Task goal -
Identify all lines of the data containing the string "Layla" and copy them.

Data for this task -

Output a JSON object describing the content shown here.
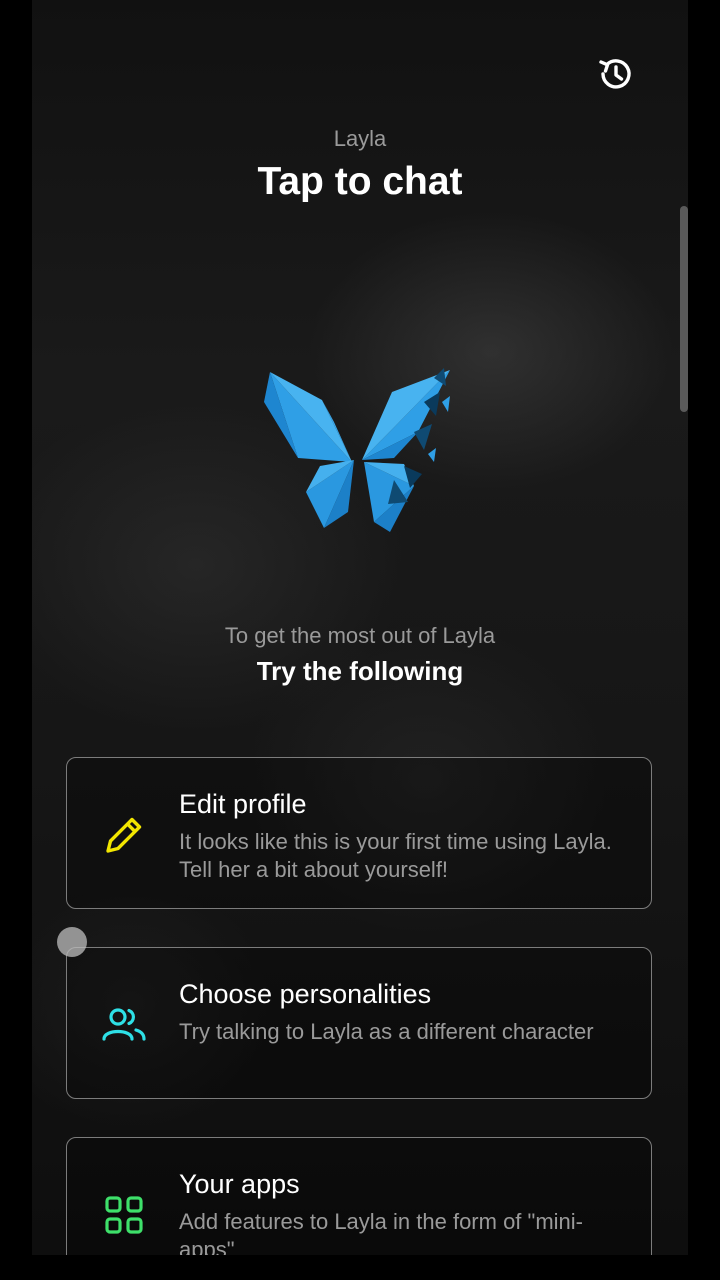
{
  "header": {
    "subtitle": "Layla",
    "title": "Tap to chat"
  },
  "icons": {
    "history": "history-icon",
    "logo": "butterfly-logo"
  },
  "hint": {
    "subtitle": "To get the most out of Layla",
    "title": "Try the following"
  },
  "cards": [
    {
      "icon": "pencil-icon",
      "icon_color": "#f2e600",
      "title": "Edit profile",
      "description": "It looks like this is your first time using Layla. Tell her a bit about yourself!"
    },
    {
      "icon": "users-icon",
      "icon_color": "#2ee0e6",
      "title": "Choose personalities",
      "description": "Try talking to Layla as a different character"
    },
    {
      "icon": "apps-grid-icon",
      "icon_color": "#3ee06a",
      "title": "Your apps",
      "description": "Add features to Layla in the form of \"mini-apps\""
    }
  ],
  "colors": {
    "logo_blue": "#2c9ee8",
    "text_primary": "#ffffff",
    "text_secondary": "#9a9a9a"
  }
}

Solved exercise -
    "subtitle": "Layla",
    "subtitle": "To get the most out of Layla",
      "description": "It looks like this is your first time using Layla. Tell her a bit about yourself!"
      "description": "Try talking to Layla as a different character"
      "description": "Add features to Layla in the form of \"mini-apps\""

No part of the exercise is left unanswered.